Ying Chen, novelist (b at Shanghai, China 1961 ). A graduate in French language and literature from Shanghai University, Ying Chen initially set her sights on a career as a translator: in addition to French, she has mastered English, Japanese, Russian and Mandarin.

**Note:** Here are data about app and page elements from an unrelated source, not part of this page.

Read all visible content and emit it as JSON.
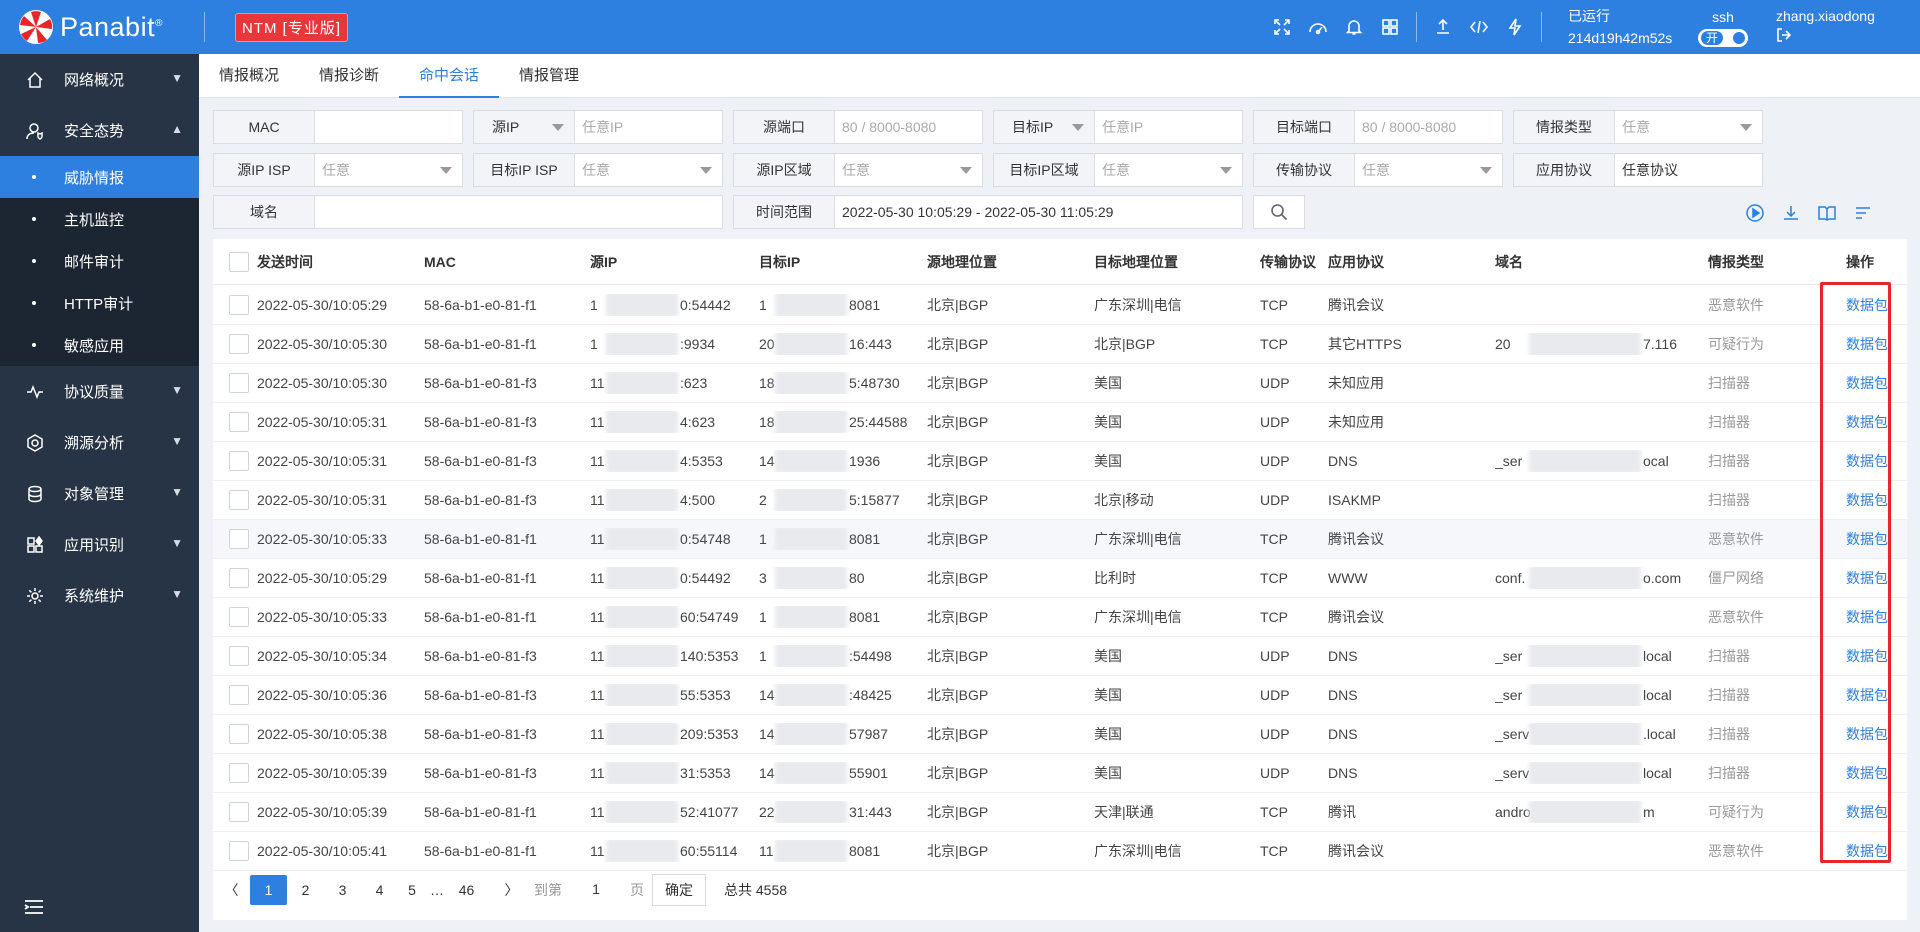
{
  "header": {
    "brand": "Panabit",
    "brand_mark": "®",
    "edition": "NTM [专业版]",
    "runtime_label": "已运行",
    "runtime_value": "214d19h42m52s",
    "ssh_label": "ssh",
    "ssh_toggle": "开",
    "username": "zhang.xiaodong",
    "icons": [
      "fullscreen-icon",
      "dashboard-icon",
      "bell-icon",
      "grid-icon",
      "upload-icon",
      "code-icon",
      "bolt-icon",
      "logout-icon"
    ]
  },
  "sidebar": {
    "items": [
      {
        "label": "网络概况",
        "icon": "home-icon"
      },
      {
        "label": "安全态势",
        "icon": "user-shield-icon"
      },
      {
        "label": "协议质量",
        "icon": "pulse-icon"
      },
      {
        "label": "溯源分析",
        "icon": "target-icon"
      },
      {
        "label": "对象管理",
        "icon": "database-icon"
      },
      {
        "label": "应用识别",
        "icon": "apps-icon"
      },
      {
        "label": "系统维护",
        "icon": "gear-icon"
      }
    ],
    "sub_items": [
      "威胁情报",
      "主机监控",
      "邮件审计",
      "HTTP审计",
      "敏感应用"
    ],
    "active_sub": "威胁情报"
  },
  "tabs": [
    "情报概况",
    "情报诊断",
    "命中会话",
    "情报管理"
  ],
  "active_tab": "命中会话",
  "filters": {
    "mac_label": "MAC",
    "src_ip_label": "源IP",
    "src_ip_placeholder": "任意IP",
    "src_port_label": "源端口",
    "src_port_placeholder": "80 / 8000-8080",
    "dst_ip_label": "目标IP",
    "dst_ip_placeholder": "任意IP",
    "dst_port_label": "目标端口",
    "dst_port_placeholder": "80 / 8000-8080",
    "intel_type_label": "情报类型",
    "intel_type_value": "任意",
    "src_isp_label": "源IP ISP",
    "src_isp_value": "任意",
    "dst_isp_label": "目标IP ISP",
    "dst_isp_value": "任意",
    "src_region_label": "源IP区域",
    "src_region_value": "任意",
    "dst_region_label": "目标IP区域",
    "dst_region_value": "任意",
    "transport_label": "传输协议",
    "transport_value": "任意",
    "app_label": "应用协议",
    "app_placeholder": "任意协议",
    "domain_label": "域名",
    "time_label": "时间范围",
    "time_value": "2022-05-30 10:05:29 - 2022-05-30 11:05:29"
  },
  "table": {
    "columns": [
      "发送时间",
      "MAC",
      "源IP",
      "目标IP",
      "源地理位置",
      "目标地理位置",
      "传输协议",
      "应用协议",
      "域名",
      "情报类型",
      "操作"
    ],
    "rows": [
      {
        "time": "2022-05-30/10:05:29",
        "mac": "58-6a-b1-e0-81-f1",
        "src": "1",
        "src_tail": "0:54442",
        "dst": "1",
        "dst_tail": "8081",
        "src_geo": "北京|BGP",
        "dst_geo": "广东深圳|电信",
        "proto": "TCP",
        "app": "腾讯会议",
        "domain": "",
        "domain_tail": "",
        "type": "恶意软件",
        "action": "数据包"
      },
      {
        "time": "2022-05-30/10:05:30",
        "mac": "58-6a-b1-e0-81-f1",
        "src": "1",
        "src_tail": ":9934",
        "dst": "20",
        "dst_tail": "16:443",
        "src_geo": "北京|BGP",
        "dst_geo": "北京|BGP",
        "proto": "TCP",
        "app": "其它HTTPS",
        "domain": "20",
        "domain_tail": "7.116",
        "type": "可疑行为",
        "action": "数据包"
      },
      {
        "time": "2022-05-30/10:05:30",
        "mac": "58-6a-b1-e0-81-f3",
        "src": "11",
        "src_tail": ":623",
        "dst": "18",
        "dst_tail": "5:48730",
        "src_geo": "北京|BGP",
        "dst_geo": "美国",
        "proto": "UDP",
        "app": "未知应用",
        "domain": "",
        "domain_tail": "",
        "type": "扫描器",
        "action": "数据包"
      },
      {
        "time": "2022-05-30/10:05:31",
        "mac": "58-6a-b1-e0-81-f3",
        "src": "11",
        "src_tail": "4:623",
        "dst": "18",
        "dst_tail": "25:44588",
        "src_geo": "北京|BGP",
        "dst_geo": "美国",
        "proto": "UDP",
        "app": "未知应用",
        "domain": "",
        "domain_tail": "",
        "type": "扫描器",
        "action": "数据包"
      },
      {
        "time": "2022-05-30/10:05:31",
        "mac": "58-6a-b1-e0-81-f3",
        "src": "11",
        "src_tail": "4:5353",
        "dst": "14",
        "dst_tail": "1936",
        "src_geo": "北京|BGP",
        "dst_geo": "美国",
        "proto": "UDP",
        "app": "DNS",
        "domain": "_ser",
        "domain_tail": "ocal",
        "type": "扫描器",
        "action": "数据包"
      },
      {
        "time": "2022-05-30/10:05:31",
        "mac": "58-6a-b1-e0-81-f3",
        "src": "11",
        "src_tail": "4:500",
        "dst": "2",
        "dst_tail": "5:15877",
        "src_geo": "北京|BGP",
        "dst_geo": "北京|移动",
        "proto": "UDP",
        "app": "ISAKMP",
        "domain": "",
        "domain_tail": "",
        "type": "扫描器",
        "action": "数据包"
      },
      {
        "time": "2022-05-30/10:05:33",
        "mac": "58-6a-b1-e0-81-f1",
        "src": "11",
        "src_tail": "0:54748",
        "dst": "1",
        "dst_tail": "8081",
        "src_geo": "北京|BGP",
        "dst_geo": "广东深圳|电信",
        "proto": "TCP",
        "app": "腾讯会议",
        "domain": "",
        "domain_tail": "",
        "type": "恶意软件",
        "action": "数据包"
      },
      {
        "time": "2022-05-30/10:05:29",
        "mac": "58-6a-b1-e0-81-f1",
        "src": "11",
        "src_tail": "0:54492",
        "dst": "3",
        "dst_tail": "80",
        "src_geo": "北京|BGP",
        "dst_geo": "比利时",
        "proto": "TCP",
        "app": "WWW",
        "domain": "conf.",
        "domain_tail": "o.com",
        "type": "僵尸网络",
        "action": "数据包"
      },
      {
        "time": "2022-05-30/10:05:33",
        "mac": "58-6a-b1-e0-81-f1",
        "src": "11",
        "src_tail": "60:54749",
        "dst": "1",
        "dst_tail": "8081",
        "src_geo": "北京|BGP",
        "dst_geo": "广东深圳|电信",
        "proto": "TCP",
        "app": "腾讯会议",
        "domain": "",
        "domain_tail": "",
        "type": "恶意软件",
        "action": "数据包"
      },
      {
        "time": "2022-05-30/10:05:34",
        "mac": "58-6a-b1-e0-81-f3",
        "src": "11",
        "src_tail": "140:5353",
        "dst": "1",
        "dst_tail": ":54498",
        "src_geo": "北京|BGP",
        "dst_geo": "美国",
        "proto": "UDP",
        "app": "DNS",
        "domain": "_ser",
        "domain_tail": "local",
        "type": "扫描器",
        "action": "数据包"
      },
      {
        "time": "2022-05-30/10:05:36",
        "mac": "58-6a-b1-e0-81-f3",
        "src": "11",
        "src_tail": "55:5353",
        "dst": "14",
        "dst_tail": ":48425",
        "src_geo": "北京|BGP",
        "dst_geo": "美国",
        "proto": "UDP",
        "app": "DNS",
        "domain": "_ser",
        "domain_tail": "local",
        "type": "扫描器",
        "action": "数据包"
      },
      {
        "time": "2022-05-30/10:05:38",
        "mac": "58-6a-b1-e0-81-f3",
        "src": "11",
        "src_tail": "209:5353",
        "dst": "14",
        "dst_tail": "57987",
        "src_geo": "北京|BGP",
        "dst_geo": "美国",
        "proto": "UDP",
        "app": "DNS",
        "domain": "_serv",
        "domain_tail": ".local",
        "type": "扫描器",
        "action": "数据包"
      },
      {
        "time": "2022-05-30/10:05:39",
        "mac": "58-6a-b1-e0-81-f3",
        "src": "11",
        "src_tail": "31:5353",
        "dst": "14",
        "dst_tail": "55901",
        "src_geo": "北京|BGP",
        "dst_geo": "美国",
        "proto": "UDP",
        "app": "DNS",
        "domain": "_serv",
        "domain_tail": "local",
        "type": "扫描器",
        "action": "数据包"
      },
      {
        "time": "2022-05-30/10:05:39",
        "mac": "58-6a-b1-e0-81-f1",
        "src": "11",
        "src_tail": "52:41077",
        "dst": "22",
        "dst_tail": "31:443",
        "src_geo": "北京|BGP",
        "dst_geo": "天津|联通",
        "proto": "TCP",
        "app": "腾讯",
        "domain": "andro",
        "domain_tail": "m",
        "type": "可疑行为",
        "action": "数据包"
      },
      {
        "time": "2022-05-30/10:05:41",
        "mac": "58-6a-b1-e0-81-f1",
        "src": "11",
        "src_tail": "60:55114",
        "dst": "11",
        "dst_tail": "8081",
        "src_geo": "北京|BGP",
        "dst_geo": "广东深圳|电信",
        "proto": "TCP",
        "app": "腾讯会议",
        "domain": "",
        "domain_tail": "",
        "type": "恶意软件",
        "action": "数据包"
      }
    ]
  },
  "pagination": {
    "pages": [
      "1",
      "2",
      "3",
      "4",
      "5"
    ],
    "ellipsis": "…",
    "last": "46",
    "goto_label": "到第",
    "goto_value": "1",
    "page_unit": "页",
    "confirm": "确定",
    "total": "总共 4558"
  },
  "colors": {
    "primary": "#2d7fe0",
    "sidebar": "#273445",
    "badge": "#e8373a",
    "highlight_box": "#e8262a"
  }
}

Ying Chen, novelist (b at Shanghai, China 1961 ). A graduate in French language and literature from Shanghai University, Ying Chen initially set her sights on a career as a translator: in addition to French, she has mastered English, Japanese, Russian and Mandarin. In 1989, she settled in Montréal to pursue a graduate degree in creative writing at McGill University (1991), and her first novel, La Mémoire de l'eau was published by Leméac in 1992. Written in an intimate style, it recounts the reality of modern day China, particularly from a political point of view, through four generations of women. Then came Les Lettres chinoises (Lemeac, 1993), an epistolary novel essentially made up of the exchanges between two Chinese lovers, one of whom emigrated to Québec. More than a reflection on being uprootedness, culture shock, and the inevitable dissipation of love, these Chinese letters offer a new and touching look at life in Québec amid considerations of political and sexual freedom. Ying Chen's third novel L'Ingratitude/Ingratitude (Leméac, 1995) was listed for the Prix Fémina 1995, won the Prix Québec-Paris and Elle Québec magazine reader's prize (1996), and the Prix des Libraires du Québec (Association of Quebec booksellers). It symbolizes the inferior status of women in China. The heroine, of marriageable age, chooses a fate of violent rebellion, punishing her mother's authoritarianism at the expense of her own life. Immobile is Ying Chen's next novel (Boréal, 1998), throughout this story, deeply anchored in a temporal element, the author delivers her concept of nothingness. Torn between her current life and memories of her former one, the heroine feels reality slipping away. The story builds in a make-believe rather horrific fashion, but the ethereal style makes it still more abstruse than the previous ones. The author defines Immobile (Prix Alfred Desrochers 1999) as "a kind of vulgarisation of everyday life in the modern world and the modern aesthetic". Ying Chen, one of the upcoming generation of novelists, is distinguished by her meticulous interpretation and thorough inner analysis of society and the individual.